AIM OF THE EXERCISE:
In the entries below, identify every line with the string "text" and copy it.

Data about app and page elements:
-*-
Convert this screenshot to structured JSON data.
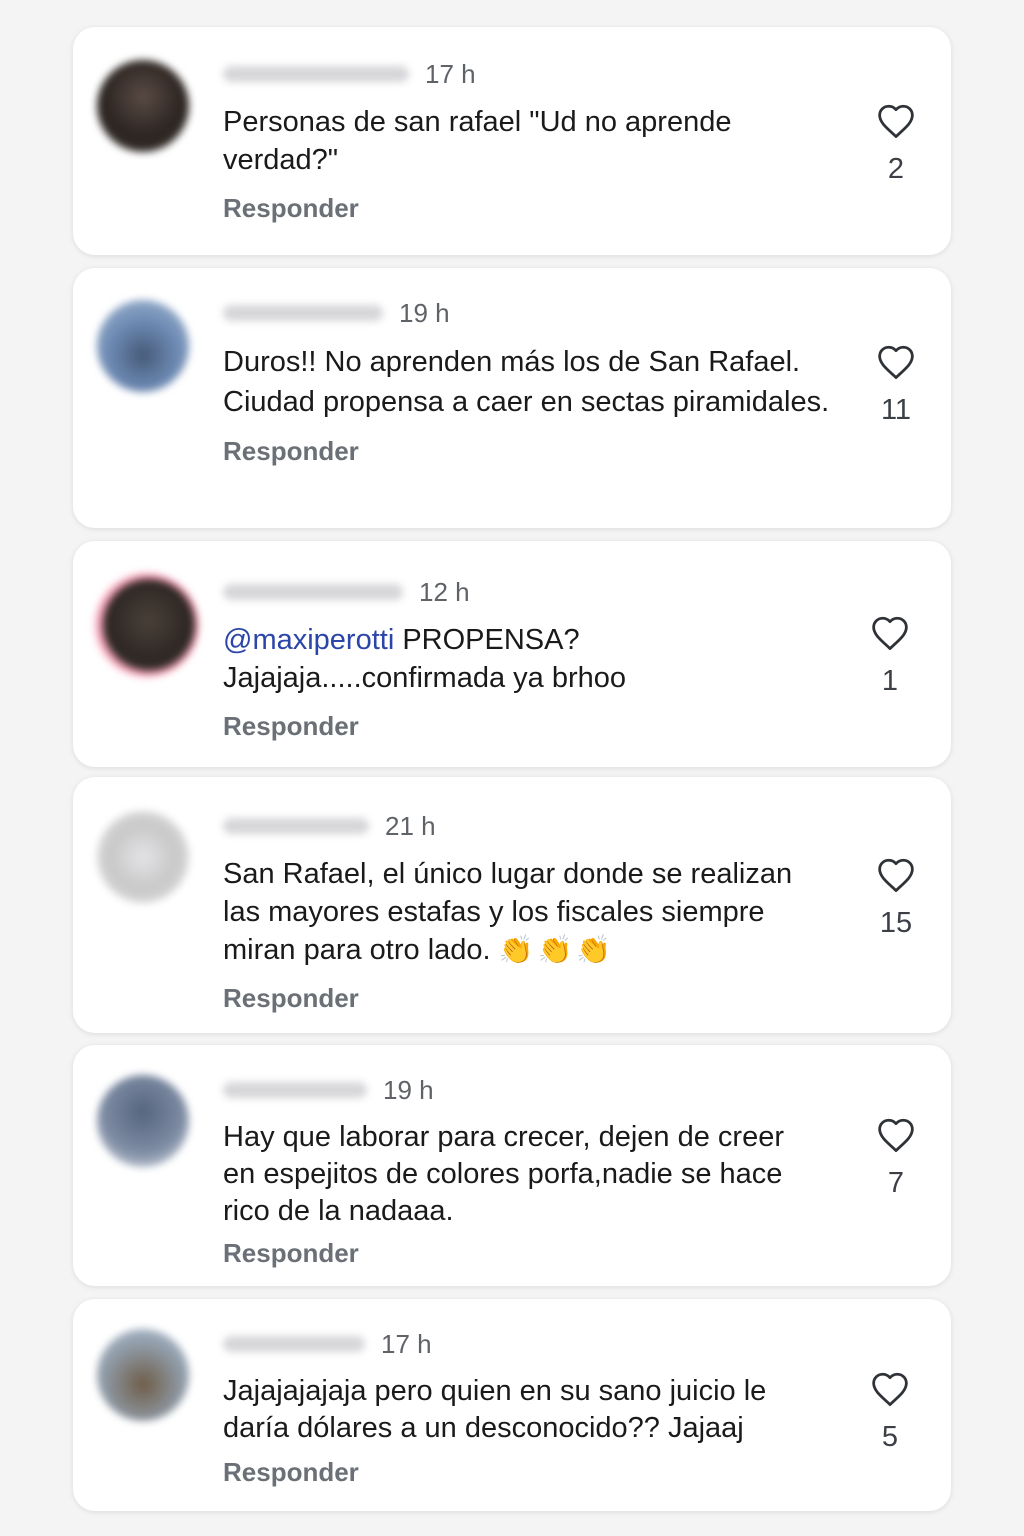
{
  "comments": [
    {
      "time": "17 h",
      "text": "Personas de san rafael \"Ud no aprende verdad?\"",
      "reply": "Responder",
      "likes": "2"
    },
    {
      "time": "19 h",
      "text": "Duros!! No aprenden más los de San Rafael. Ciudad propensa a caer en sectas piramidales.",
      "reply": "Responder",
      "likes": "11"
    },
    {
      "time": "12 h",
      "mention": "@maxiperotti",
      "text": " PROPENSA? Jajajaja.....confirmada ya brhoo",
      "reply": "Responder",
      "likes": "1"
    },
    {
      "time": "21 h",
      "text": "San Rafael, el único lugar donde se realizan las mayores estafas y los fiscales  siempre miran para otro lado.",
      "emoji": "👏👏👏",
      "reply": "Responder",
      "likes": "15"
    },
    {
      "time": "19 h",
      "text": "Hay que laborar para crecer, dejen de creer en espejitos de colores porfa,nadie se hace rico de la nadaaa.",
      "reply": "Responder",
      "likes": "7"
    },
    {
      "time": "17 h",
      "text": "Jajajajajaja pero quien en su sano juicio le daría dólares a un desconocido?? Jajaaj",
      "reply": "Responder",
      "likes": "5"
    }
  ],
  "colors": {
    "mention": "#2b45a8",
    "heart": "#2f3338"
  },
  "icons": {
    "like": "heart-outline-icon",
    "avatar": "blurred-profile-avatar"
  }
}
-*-
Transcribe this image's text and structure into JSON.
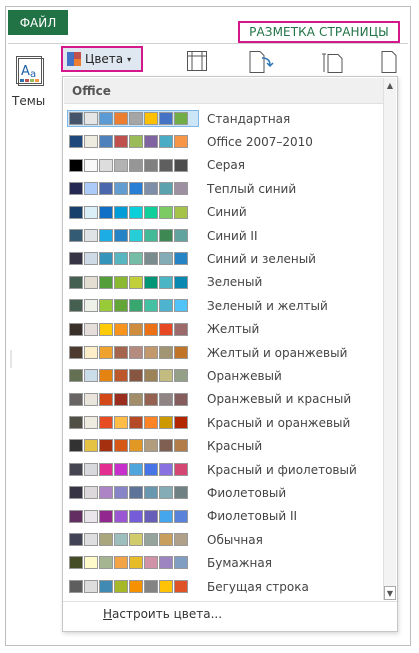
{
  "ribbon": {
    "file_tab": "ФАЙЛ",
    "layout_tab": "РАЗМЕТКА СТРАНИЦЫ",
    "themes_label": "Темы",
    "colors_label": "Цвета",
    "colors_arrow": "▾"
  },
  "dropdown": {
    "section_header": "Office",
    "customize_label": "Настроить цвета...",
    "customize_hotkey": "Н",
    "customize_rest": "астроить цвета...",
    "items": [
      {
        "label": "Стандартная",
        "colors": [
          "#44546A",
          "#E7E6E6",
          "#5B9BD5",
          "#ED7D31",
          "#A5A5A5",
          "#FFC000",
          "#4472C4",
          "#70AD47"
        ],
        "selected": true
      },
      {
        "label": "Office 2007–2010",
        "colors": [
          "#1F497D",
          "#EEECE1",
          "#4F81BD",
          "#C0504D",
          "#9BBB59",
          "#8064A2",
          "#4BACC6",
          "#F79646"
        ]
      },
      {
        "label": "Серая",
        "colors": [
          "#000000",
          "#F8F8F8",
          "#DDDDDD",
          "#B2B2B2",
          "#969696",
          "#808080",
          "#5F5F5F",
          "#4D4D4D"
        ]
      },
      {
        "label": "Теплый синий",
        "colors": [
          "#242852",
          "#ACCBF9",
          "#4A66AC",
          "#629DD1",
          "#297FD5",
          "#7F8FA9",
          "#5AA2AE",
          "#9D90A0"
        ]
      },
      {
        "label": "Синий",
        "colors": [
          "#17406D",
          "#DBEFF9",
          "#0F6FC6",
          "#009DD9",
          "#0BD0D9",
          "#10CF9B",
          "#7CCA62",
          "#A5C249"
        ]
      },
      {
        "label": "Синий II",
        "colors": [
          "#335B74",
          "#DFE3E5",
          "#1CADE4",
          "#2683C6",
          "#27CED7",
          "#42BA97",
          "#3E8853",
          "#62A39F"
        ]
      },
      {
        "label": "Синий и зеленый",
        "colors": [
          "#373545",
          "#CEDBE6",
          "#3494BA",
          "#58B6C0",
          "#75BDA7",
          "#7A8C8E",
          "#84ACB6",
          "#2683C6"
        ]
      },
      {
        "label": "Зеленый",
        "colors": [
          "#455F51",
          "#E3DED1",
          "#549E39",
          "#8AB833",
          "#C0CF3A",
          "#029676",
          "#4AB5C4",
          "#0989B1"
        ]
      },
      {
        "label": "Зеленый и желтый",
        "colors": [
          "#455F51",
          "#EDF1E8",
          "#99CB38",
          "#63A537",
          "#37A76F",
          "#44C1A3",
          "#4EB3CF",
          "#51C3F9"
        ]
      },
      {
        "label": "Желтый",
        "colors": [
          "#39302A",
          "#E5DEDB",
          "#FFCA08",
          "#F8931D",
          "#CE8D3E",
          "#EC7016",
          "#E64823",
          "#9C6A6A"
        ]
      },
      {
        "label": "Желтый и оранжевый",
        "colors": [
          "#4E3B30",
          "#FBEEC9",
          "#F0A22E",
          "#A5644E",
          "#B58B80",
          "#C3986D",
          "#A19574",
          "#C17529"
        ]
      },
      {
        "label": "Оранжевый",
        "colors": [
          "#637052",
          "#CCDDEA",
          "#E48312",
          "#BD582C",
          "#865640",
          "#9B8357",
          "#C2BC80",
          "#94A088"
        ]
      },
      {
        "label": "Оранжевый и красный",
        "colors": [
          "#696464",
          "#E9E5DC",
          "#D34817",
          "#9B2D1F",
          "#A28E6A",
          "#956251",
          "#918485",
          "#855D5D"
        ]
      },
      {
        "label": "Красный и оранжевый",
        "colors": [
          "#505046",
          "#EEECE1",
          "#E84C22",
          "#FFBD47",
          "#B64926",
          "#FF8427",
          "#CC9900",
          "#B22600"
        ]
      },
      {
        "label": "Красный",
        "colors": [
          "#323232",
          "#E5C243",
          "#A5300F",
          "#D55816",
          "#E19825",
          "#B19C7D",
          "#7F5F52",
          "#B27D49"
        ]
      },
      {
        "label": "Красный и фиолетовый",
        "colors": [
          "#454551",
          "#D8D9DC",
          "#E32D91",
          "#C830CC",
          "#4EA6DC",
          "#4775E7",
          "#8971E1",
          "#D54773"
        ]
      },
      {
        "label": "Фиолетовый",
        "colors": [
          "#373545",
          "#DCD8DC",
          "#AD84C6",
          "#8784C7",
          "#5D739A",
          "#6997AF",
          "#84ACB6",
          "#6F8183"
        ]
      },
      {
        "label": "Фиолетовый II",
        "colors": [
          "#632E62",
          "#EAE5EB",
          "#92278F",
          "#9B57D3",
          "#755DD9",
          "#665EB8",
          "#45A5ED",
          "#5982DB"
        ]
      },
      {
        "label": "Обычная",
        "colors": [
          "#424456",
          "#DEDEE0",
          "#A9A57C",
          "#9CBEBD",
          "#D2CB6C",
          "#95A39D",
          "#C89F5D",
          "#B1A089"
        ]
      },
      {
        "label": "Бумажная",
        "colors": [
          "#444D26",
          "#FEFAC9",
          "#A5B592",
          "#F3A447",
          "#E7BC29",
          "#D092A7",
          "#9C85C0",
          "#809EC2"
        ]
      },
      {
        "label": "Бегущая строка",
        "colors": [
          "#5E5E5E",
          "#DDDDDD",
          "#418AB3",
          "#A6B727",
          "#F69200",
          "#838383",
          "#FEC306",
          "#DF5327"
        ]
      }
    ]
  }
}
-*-
ANSWER TO THE EXERCISE:
      "text": "Personas de san rafael \"Ud no aprende verdad?\"",
      "text": "Duros!! No aprenden más los de San Rafael. Ciudad propensa a caer en sectas piramidales.",
      "text": " PROPENSA? Jajajaja.....confirmada ya brhoo",
      "text": "San Rafael, el único lugar donde se realizan las mayores estafas y los fiscales  siempre miran para otro lado.",
      "text": "Hay que laborar para crecer, dejen de creer en espejitos de colores porfa,nadie se hace rico de la nadaaa.",
      "text": "Jajajajajaja pero quien en su sano juicio le daría dólares a un desconocido?? Jajaaj",
Transcribe this image's text and structure into JSON.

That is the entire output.